**Task goal**: Extract every record, exactly as written, and ignore the pictures.

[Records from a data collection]
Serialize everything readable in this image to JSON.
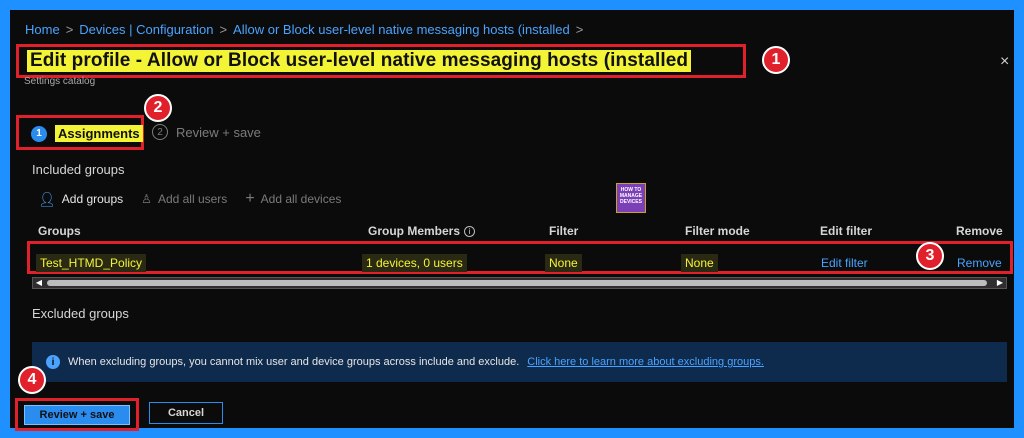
{
  "breadcrumb": {
    "items": [
      "Home",
      "Devices | Configuration",
      "Allow or Block user-level native messaging hosts (installed"
    ],
    "separator": ">"
  },
  "header": {
    "title": "Edit profile - Allow or Block user-level native messaging hosts (installed",
    "subtitle": "Settings catalog",
    "close_glyph": "×"
  },
  "badges": [
    "1",
    "2",
    "3",
    "4"
  ],
  "steps": [
    {
      "number": "1",
      "label": "Assignments",
      "active": true
    },
    {
      "number": "2",
      "label": "Review + save",
      "active": false
    }
  ],
  "included": {
    "heading": "Included groups",
    "toolbar": {
      "add_groups": "Add groups",
      "add_all_users": "Add all users",
      "add_all_devices": "Add all devices"
    },
    "columns": [
      "Groups",
      "Group Members",
      "Filter",
      "Filter mode",
      "Edit filter",
      "Remove"
    ],
    "rows": [
      {
        "group": "Test_HTMD_Policy",
        "members": "1 devices, 0 users",
        "filter": "None",
        "filter_mode": "None",
        "edit_filter": "Edit filter",
        "remove": "Remove"
      }
    ]
  },
  "logo_text": "HOW TO MANAGE DEVICES",
  "excluded": {
    "heading": "Excluded groups",
    "info_text": "When excluding groups, you cannot mix user and device groups across include and exclude.",
    "info_link": "Click here to learn more about excluding groups."
  },
  "footer": {
    "review_save": "Review + save",
    "cancel": "Cancel"
  },
  "colors": {
    "accent": "#2b8cf0",
    "annotation_red": "#e0202a",
    "highlight_yellow": "#f4f437",
    "frame_blue": "#1e90ff"
  }
}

**Answer to the exercise**:
Serialize everything readable in this image to JSON.
{
  "breadcrumb": {
    "items": [
      "Home",
      "Devices | Configuration",
      "Allow or Block user-level native messaging hosts (installed"
    ],
    "separator": ">"
  },
  "header": {
    "title": "Edit profile - Allow or Block user-level native messaging hosts (installed",
    "subtitle": "Settings catalog",
    "close_glyph": "×"
  },
  "badges": [
    "1",
    "2",
    "3",
    "4"
  ],
  "steps": [
    {
      "number": "1",
      "label": "Assignments",
      "active": true
    },
    {
      "number": "2",
      "label": "Review + save",
      "active": false
    }
  ],
  "included": {
    "heading": "Included groups",
    "toolbar": {
      "add_groups": "Add groups",
      "add_all_users": "Add all users",
      "add_all_devices": "Add all devices"
    },
    "columns": [
      "Groups",
      "Group Members",
      "Filter",
      "Filter mode",
      "Edit filter",
      "Remove"
    ],
    "rows": [
      {
        "group": "Test_HTMD_Policy",
        "members": "1 devices, 0 users",
        "filter": "None",
        "filter_mode": "None",
        "edit_filter": "Edit filter",
        "remove": "Remove"
      }
    ]
  },
  "logo_text": "HOW TO MANAGE DEVICES",
  "excluded": {
    "heading": "Excluded groups",
    "info_text": "When excluding groups, you cannot mix user and device groups across include and exclude.",
    "info_link": "Click here to learn more about excluding groups."
  },
  "footer": {
    "review_save": "Review + save",
    "cancel": "Cancel"
  },
  "colors": {
    "accent": "#2b8cf0",
    "annotation_red": "#e0202a",
    "highlight_yellow": "#f4f437",
    "frame_blue": "#1e90ff"
  }
}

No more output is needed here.